Study Design:

A retrospective analysis of patients with advanced hypopharyngeal carcinoma who underwent pharyngolaryngectomy and reconstruction using free jejunum.


Forty patients who underwent pharyngolaryngectomy with jejunal transfer were included in this study. Fourteen patients underwent surgery after definitive chemoradiotherapy (the salvage-surgery group), whereas 26 patients underwent surgery after planned preoperative chemoradiotherapy (the planned-surgery group). The perioperative conditions, mortality, morbidity, functional outcomes, and oncologic outcomes in each group were compared.


The patients in the salvage-surgery group lost an average of 9 kg in weight before surgery, which thus indicated a malnourished condition. However, the incidence of all perioperative complications did not differ significantly between the groups. All patients in both groups achieved oral intake without tube feeding, and the intervals to start oral intake were 12.8 days in the salvage-surgery group and 15.6 days in the planned-surgery group, which was not significantly different. The 5-year disease-free survival was 57.1% in the salvage-surgery group and 50.4% in the planned-surgery group, which was not significantly different.

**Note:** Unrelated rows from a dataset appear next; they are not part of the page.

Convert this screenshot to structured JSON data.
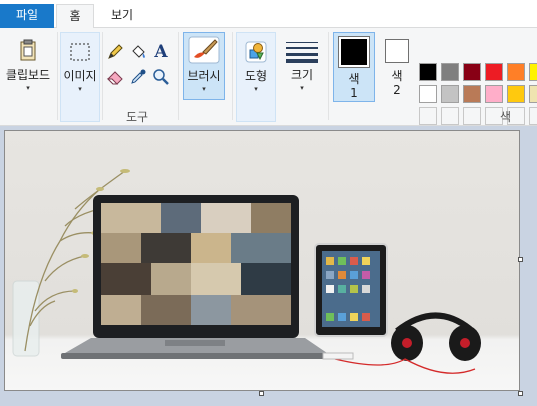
{
  "tabs": {
    "file": "파일",
    "home": "홈",
    "view": "보기"
  },
  "ribbon": {
    "clipboard": "클립보드",
    "image": "이미지",
    "tools_group": "도구",
    "brushes": "브러시",
    "shapes": "도형",
    "size": "크기",
    "color1_label": "색",
    "color1_num": "1",
    "color2_label": "색",
    "color2_num": "2",
    "colors_group": "색",
    "dropdown_glyph": "▾"
  },
  "colors": {
    "accent": "#1979ca",
    "color1": "#000000",
    "color2": "#ffffff",
    "palette_row1": [
      "#000000",
      "#7f7f7f",
      "#880015",
      "#ed1c24",
      "#ff7f27",
      "#fff200"
    ],
    "palette_row2": [
      "#ffffff",
      "#c3c3c3",
      "#b97a57",
      "#ffaec9",
      "#ffc90e",
      "#efe4b0"
    ]
  },
  "icons": {
    "pencil": "pencil-icon",
    "fill": "fill-bucket-icon",
    "text": "text-icon",
    "eraser": "eraser-icon",
    "picker": "color-picker-icon",
    "magnifier": "magnifier-icon"
  }
}
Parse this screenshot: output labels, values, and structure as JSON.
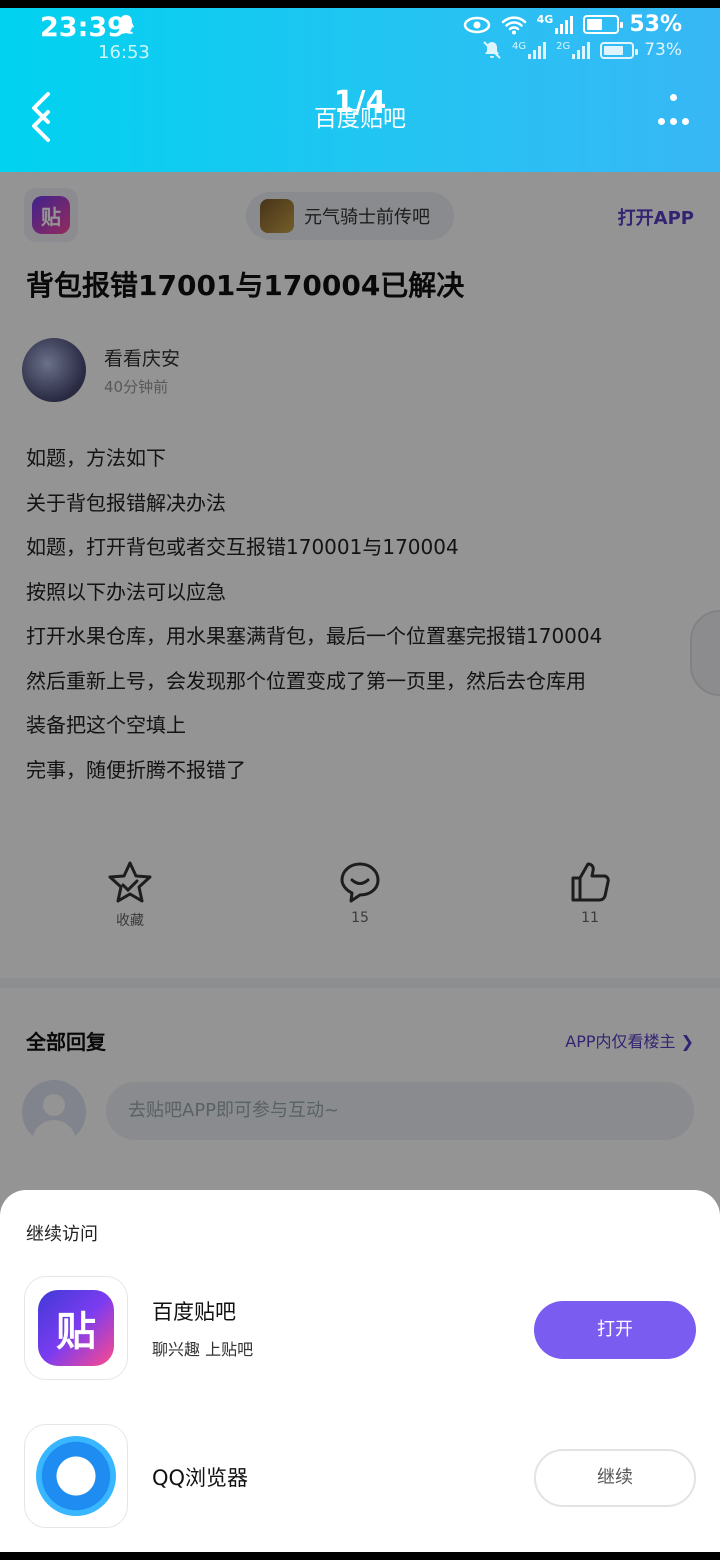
{
  "status_bar": {
    "time": "23:39",
    "time_secondary": "16:53",
    "network_primary": "4G",
    "battery_primary": "53%",
    "network_secondary_1": "4G",
    "network_secondary_2": "2G",
    "battery_secondary": "73%",
    "battery_primary_fraction": 0.53,
    "battery_secondary_fraction": 0.73
  },
  "header": {
    "page_counter": "1/4",
    "title": "百度贴吧",
    "back_icon": "chevron-left-icon",
    "more_icon": "more-dots-icon"
  },
  "forum": {
    "logo_text": "贴",
    "name": "元气骑士前传吧",
    "open_app": "打开APP"
  },
  "post": {
    "title": "背包报错17001与170004已解决",
    "author": "看看庆安",
    "time": "40分钟前",
    "lines": [
      "如题，方法如下",
      "关于背包报错解决办法",
      "如题，打开背包或者交互报错170001与170004",
      "按照以下办法可以应急",
      "打开水果仓库，用水果塞满背包，最后一个位置塞完报错170004",
      "然后重新上号，会发现那个位置变成了第一页里，然后去仓库用",
      "装备把这个空填上",
      "完事，随便折腾不报错了"
    ]
  },
  "actions": {
    "favorite": "收藏",
    "comments": "15",
    "likes": "11"
  },
  "replies": {
    "title": "全部回复",
    "owner_only": "APP内仅看楼主 ❯",
    "input_placeholder": "去贴吧APP即可参与互动~"
  },
  "sheet": {
    "title": "继续访问",
    "apps": [
      {
        "name": "百度贴吧",
        "desc": "聊兴趣 上贴吧",
        "action": "打开",
        "icon_text": "贴"
      },
      {
        "name": "QQ浏览器",
        "desc": "",
        "action": "继续"
      }
    ]
  },
  "colors": {
    "header_gradient_start": "#00d2f0",
    "header_gradient_end": "#38b7f5",
    "accent_purple": "#7b5cf0",
    "link_purple": "#5b3cc4"
  }
}
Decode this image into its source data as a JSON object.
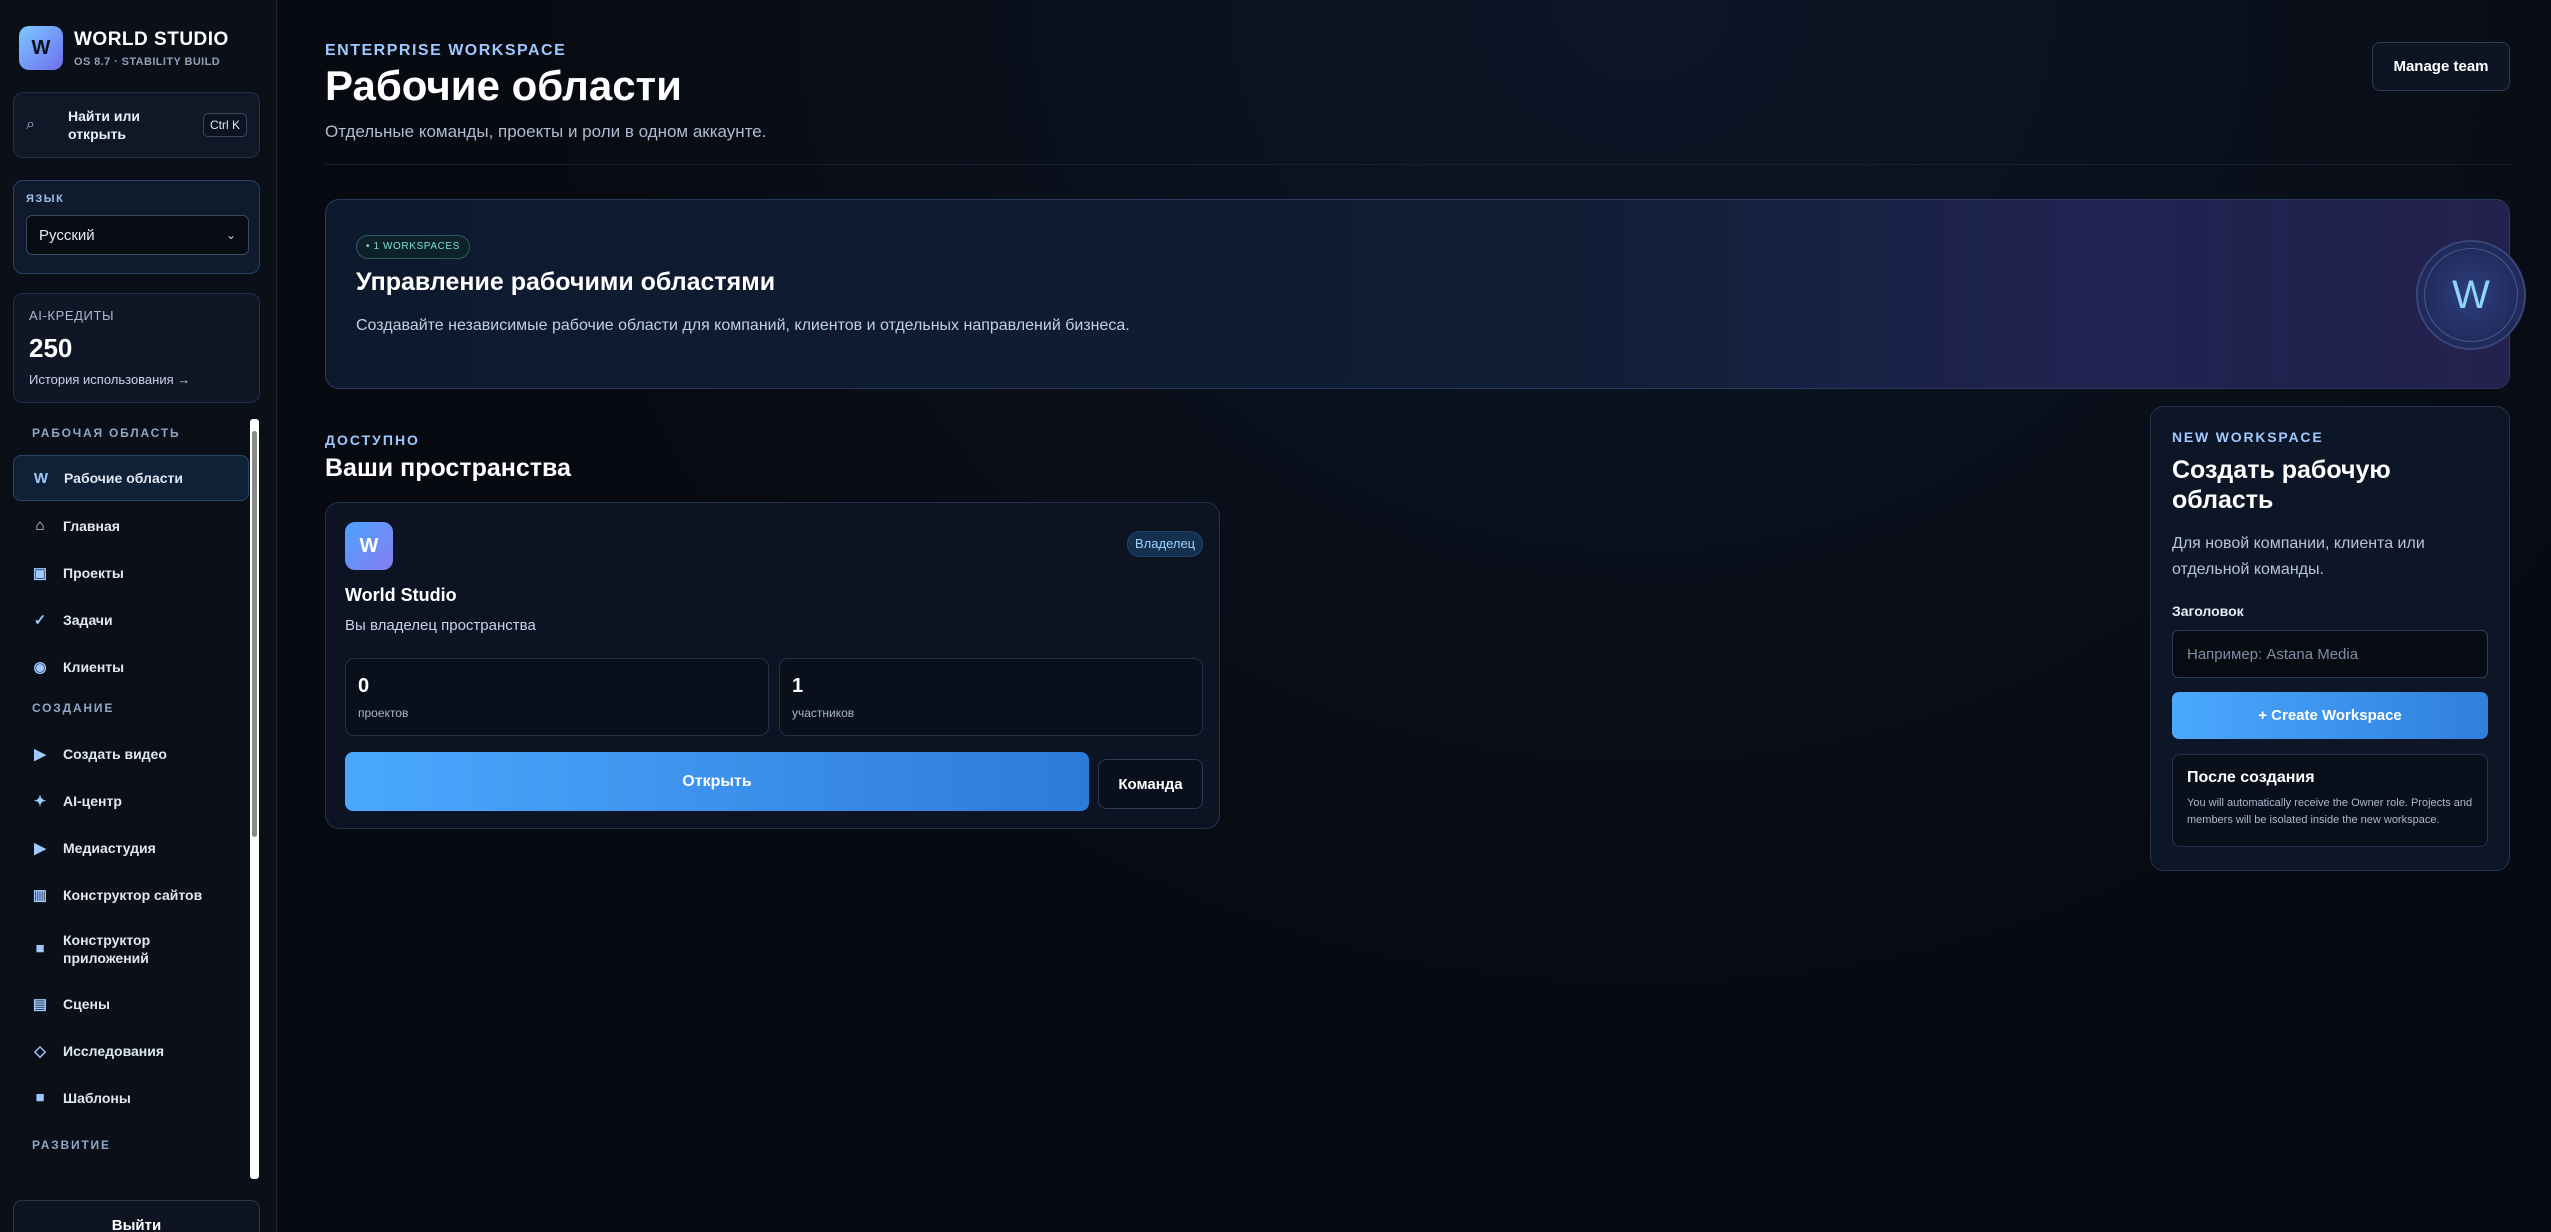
{
  "brand": {
    "logo_letter": "W",
    "title": "WORLD STUDIO",
    "subtitle": "OS 8.7 · STABILITY BUILD"
  },
  "search": {
    "label": "Найти или открыть",
    "shortcut": "Ctrl K"
  },
  "language": {
    "label": "ЯЗЫК",
    "selected": "Русский"
  },
  "credits": {
    "label": "AI-КРЕДИТЫ",
    "value": "250",
    "link": "История использования →"
  },
  "nav": {
    "section_workspace": "РАБОЧАЯ ОБЛАСТЬ",
    "workspace_items": [
      {
        "label": "Рабочие области",
        "icon": "W"
      },
      {
        "label": "Главная",
        "icon": "⌂"
      },
      {
        "label": "Проекты",
        "icon": "▣"
      },
      {
        "label": "Задачи",
        "icon": "✓"
      },
      {
        "label": "Клиенты",
        "icon": "◉"
      }
    ],
    "section_create": "СОЗДАНИЕ",
    "create_items": [
      {
        "label": "Создать видео",
        "icon": "▶"
      },
      {
        "label": "AI-центр",
        "icon": "✦"
      },
      {
        "label": "Медиастудия",
        "icon": "▶"
      },
      {
        "label": "Конструктор сайтов",
        "icon": "▥"
      },
      {
        "label": "Конструктор приложений",
        "icon": "■"
      },
      {
        "label": "Сцены",
        "icon": "▤"
      },
      {
        "label": "Исследования",
        "icon": "◇"
      },
      {
        "label": "Шаблоны",
        "icon": "■"
      }
    ],
    "section_growth": "РАЗВИТИЕ"
  },
  "logout_label": "Выйти",
  "header": {
    "eyebrow": "ENTERPRISE WORKSPACE",
    "title": "Рабочие области",
    "subtitle": "Отдельные команды, проекты и роли в одном аккаунте.",
    "manage_button": "Manage team"
  },
  "hero": {
    "badge": "• 1 WORKSPACES",
    "title": "Управление рабочими областями",
    "subtitle": "Создавайте независимые рабочие области для компаний, клиентов и отдельных направлений бизнеса.",
    "avatar_letter": "W"
  },
  "available": {
    "eyebrow": "ДОСТУПНО",
    "title": "Ваши пространства"
  },
  "workspace_card": {
    "logo_letter": "W",
    "role": "Владелец",
    "name": "World Studio",
    "description": "Вы владелец пространства",
    "stats": [
      {
        "value": "0",
        "label": "проектов"
      },
      {
        "value": "1",
        "label": "участников"
      }
    ],
    "open_button": "Открыть",
    "team_button": "Команда"
  },
  "create_panel": {
    "eyebrow": "NEW WORKSPACE",
    "title": "Создать рабочую область",
    "description": "Для новой компании, клиента или отдельной команды.",
    "field_label": "Заголовок",
    "field_placeholder": "Например: Astana Media",
    "field_value": "",
    "button": "+ Create Workspace",
    "info_title": "После создания",
    "info_text": "You will automatically receive the Owner role. Projects and members will be isolated inside the new workspace."
  },
  "colors": {
    "accent": "#4aa9ff",
    "background": "#070a10",
    "panel": "#0c1424"
  }
}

Salvage pharyngolaryngectomy and jejunal transfer can be performed safely and reliably for patients with locally recurrent hypopharyngeal carcinoma, and it is an excellent option after a failure of definitive chemoradiotherapy.